Political involvement was not uncommon in that McDonald family. Thomas A. had an uncle who was mayor of San Antonio in 1852 and was murdered there in 1856 as a result of a political feud. Thomas’s grandson, W.T. McDonald (1911-1985), was born in Madisonville, moved to Bryan in 1918, and served 8 years in the Texas Legislature, 6 years as a District Judge, and 6 years as a Judge of the Texas Court of Criminal Appeals. W.T.’s son, Tom (really W.T., Jr.), also of Bryan, served as District Judge of the 85th Judicial District Court. Tom once told me that he possesses many family papers of which I’m hoping our Museum can get copies one day.
If you’ve read many of my Musings, you know I use Findagrave.com.

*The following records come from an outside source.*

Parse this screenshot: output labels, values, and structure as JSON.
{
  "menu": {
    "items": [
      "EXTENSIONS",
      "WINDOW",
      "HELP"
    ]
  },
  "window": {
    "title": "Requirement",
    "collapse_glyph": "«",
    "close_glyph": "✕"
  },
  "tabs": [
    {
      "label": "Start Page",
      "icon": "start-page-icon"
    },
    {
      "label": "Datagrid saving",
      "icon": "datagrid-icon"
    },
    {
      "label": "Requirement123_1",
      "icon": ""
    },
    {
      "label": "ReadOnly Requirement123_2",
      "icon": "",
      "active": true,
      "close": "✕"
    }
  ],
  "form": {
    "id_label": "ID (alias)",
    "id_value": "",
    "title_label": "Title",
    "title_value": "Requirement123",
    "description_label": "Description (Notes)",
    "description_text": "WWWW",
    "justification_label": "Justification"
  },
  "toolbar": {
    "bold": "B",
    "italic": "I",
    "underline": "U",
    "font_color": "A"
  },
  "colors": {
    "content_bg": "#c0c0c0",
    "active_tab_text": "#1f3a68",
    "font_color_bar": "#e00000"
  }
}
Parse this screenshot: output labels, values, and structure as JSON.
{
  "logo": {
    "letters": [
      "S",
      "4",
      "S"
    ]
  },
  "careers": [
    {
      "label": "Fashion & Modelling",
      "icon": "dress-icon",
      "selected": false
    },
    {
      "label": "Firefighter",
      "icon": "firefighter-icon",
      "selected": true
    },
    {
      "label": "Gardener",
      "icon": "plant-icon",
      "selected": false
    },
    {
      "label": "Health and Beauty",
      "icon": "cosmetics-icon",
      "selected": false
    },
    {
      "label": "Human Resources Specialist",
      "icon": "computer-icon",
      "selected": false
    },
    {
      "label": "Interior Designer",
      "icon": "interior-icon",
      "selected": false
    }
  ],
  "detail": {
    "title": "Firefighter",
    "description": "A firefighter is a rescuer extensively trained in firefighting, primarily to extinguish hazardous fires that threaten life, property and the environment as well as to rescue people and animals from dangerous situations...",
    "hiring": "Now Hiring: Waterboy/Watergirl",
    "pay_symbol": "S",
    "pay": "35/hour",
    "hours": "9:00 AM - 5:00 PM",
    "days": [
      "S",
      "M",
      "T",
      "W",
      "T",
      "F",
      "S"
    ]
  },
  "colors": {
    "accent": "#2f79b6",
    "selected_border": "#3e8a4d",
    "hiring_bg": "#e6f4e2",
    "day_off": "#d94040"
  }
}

For me, the bad part is that often-needed information has not been entered, like the information about Thomas Alexander McDonald’s final resting place. Still, more information can be found there every day, and it does contain information about J.A. Christmas, in fact, two entries with identical dates but one for J.A. and the other for John A.
The school group’s discovery of J.A. Christmas’s grave occurred several years before the 1995 date that Findagrave.com was established. I was a busy young working mother and working on my master’s degree, so I didn’t have lots of free time. I thought I’d reached a dead end, but I did not forget about the assassinated Mr. Christmas.
I have not found in print anywhere that Thomas Alexander McDonald did for a fact kill J.A. Christmas, just that he killed someone in a political feud in 1880. I am convinced J.A. Christmas was the victim. I feel that mainly because our county is small, and I don’t feel that many men in small town were assassinated in 1880. Since I have been able to find Christmas’s local grave on Findgrave.com, I’ve learned that he was born in Georgia and was only 30 years old when killed. Findagrave.com contains a statement that he was murdered in a bar room brawl, but I cannot reconcile that idea with the word “assassinated” being engraved on his tombstone. Perhaps he WAS assassinated in a bar room, or maybe as the McDonald information says, in the Courthouse, but I believe it was the same man and incident. If I learn more one day from McDonald family papers, I’ll let you know!
Madison County Museum is now decorated for Christmas, and is located at 201 N. Madison Street. Barring holidays, it is open to the public Wednesday through Saturday, 10 a.m. to 2 p.m. Curator Jane Day Reynolds would welcome your visit. Our latest cookbook is available for purchase at $10 each, and we try to have food samples available made from some of the cookbook’s recipes. If you’d like to order a cookbook by mail, send a check for $13.50 (includes shipping) per book, payable to Madison County Museum and mailed to the same at P.O. Box 61, Madisonville, TX 77864. If you live locally and cannot get to the Museum during its hours, call 936-348-5230, and we’ll call back to work something out.